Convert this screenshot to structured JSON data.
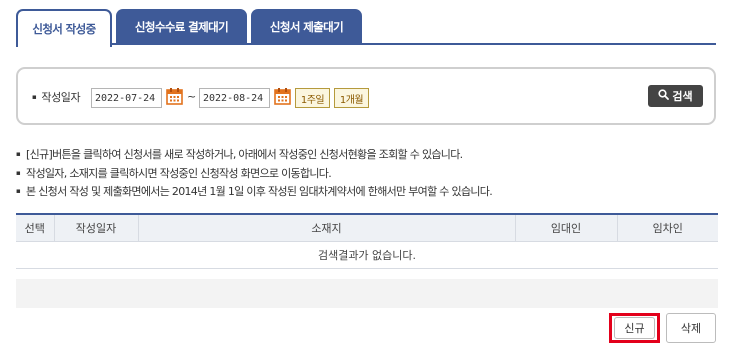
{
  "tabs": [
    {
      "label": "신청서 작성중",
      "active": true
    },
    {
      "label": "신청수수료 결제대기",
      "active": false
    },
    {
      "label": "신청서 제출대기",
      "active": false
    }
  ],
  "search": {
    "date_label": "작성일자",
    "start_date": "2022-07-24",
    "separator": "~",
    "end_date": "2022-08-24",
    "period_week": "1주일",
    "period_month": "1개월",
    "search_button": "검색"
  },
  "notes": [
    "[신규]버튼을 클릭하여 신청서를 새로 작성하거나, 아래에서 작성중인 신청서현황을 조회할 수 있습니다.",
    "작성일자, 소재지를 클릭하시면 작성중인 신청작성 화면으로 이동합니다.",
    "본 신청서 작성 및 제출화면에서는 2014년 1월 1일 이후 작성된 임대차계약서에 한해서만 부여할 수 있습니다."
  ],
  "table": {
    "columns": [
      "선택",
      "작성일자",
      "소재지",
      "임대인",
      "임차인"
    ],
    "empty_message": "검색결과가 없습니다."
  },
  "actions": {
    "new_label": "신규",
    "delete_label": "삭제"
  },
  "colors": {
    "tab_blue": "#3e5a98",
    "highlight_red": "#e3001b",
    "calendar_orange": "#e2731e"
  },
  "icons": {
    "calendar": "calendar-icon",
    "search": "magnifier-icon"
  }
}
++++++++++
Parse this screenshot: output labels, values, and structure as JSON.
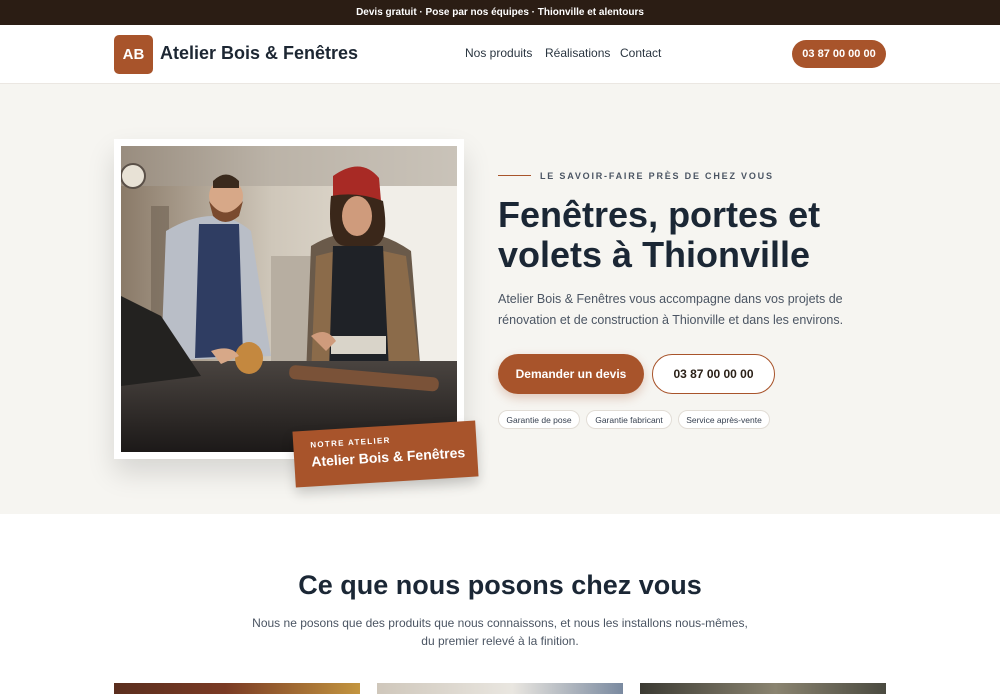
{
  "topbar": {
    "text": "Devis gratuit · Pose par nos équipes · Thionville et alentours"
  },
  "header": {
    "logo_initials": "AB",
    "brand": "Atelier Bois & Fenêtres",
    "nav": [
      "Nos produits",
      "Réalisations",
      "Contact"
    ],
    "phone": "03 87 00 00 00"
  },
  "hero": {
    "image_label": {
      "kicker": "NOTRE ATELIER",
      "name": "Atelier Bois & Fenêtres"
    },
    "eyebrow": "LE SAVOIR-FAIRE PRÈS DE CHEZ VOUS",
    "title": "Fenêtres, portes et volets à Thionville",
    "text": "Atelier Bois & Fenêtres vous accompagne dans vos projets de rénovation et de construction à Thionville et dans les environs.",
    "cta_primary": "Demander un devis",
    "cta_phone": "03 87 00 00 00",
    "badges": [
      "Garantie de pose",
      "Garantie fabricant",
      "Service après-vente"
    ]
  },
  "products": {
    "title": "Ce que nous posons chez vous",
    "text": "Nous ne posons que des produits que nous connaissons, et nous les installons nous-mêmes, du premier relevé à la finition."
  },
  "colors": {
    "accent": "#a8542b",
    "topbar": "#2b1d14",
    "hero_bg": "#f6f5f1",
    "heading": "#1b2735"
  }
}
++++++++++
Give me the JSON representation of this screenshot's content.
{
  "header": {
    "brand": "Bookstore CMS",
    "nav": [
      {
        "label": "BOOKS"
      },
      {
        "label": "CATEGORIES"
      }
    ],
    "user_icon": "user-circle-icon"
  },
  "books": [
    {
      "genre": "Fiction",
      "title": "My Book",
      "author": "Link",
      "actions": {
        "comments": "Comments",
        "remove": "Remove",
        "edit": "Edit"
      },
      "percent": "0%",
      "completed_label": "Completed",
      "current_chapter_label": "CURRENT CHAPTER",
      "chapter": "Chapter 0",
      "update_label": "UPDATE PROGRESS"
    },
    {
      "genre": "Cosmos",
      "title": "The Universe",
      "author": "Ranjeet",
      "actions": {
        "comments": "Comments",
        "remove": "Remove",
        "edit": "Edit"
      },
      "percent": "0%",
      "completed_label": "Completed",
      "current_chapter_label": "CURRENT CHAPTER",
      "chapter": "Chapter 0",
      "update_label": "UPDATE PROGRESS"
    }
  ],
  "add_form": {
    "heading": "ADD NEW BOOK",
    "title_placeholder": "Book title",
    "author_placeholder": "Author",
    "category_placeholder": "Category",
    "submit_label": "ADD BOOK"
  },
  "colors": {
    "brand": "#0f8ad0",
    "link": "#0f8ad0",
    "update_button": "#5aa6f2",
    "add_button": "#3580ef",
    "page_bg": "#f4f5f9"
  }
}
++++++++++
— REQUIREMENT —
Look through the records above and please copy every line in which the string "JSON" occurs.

— EXERCISE RESULT —
Convert this screenshot to structured JSON data.
Parse this screenshot: output labels, values, and structure as JSON.
Give me the JSON representation of this screenshot's content.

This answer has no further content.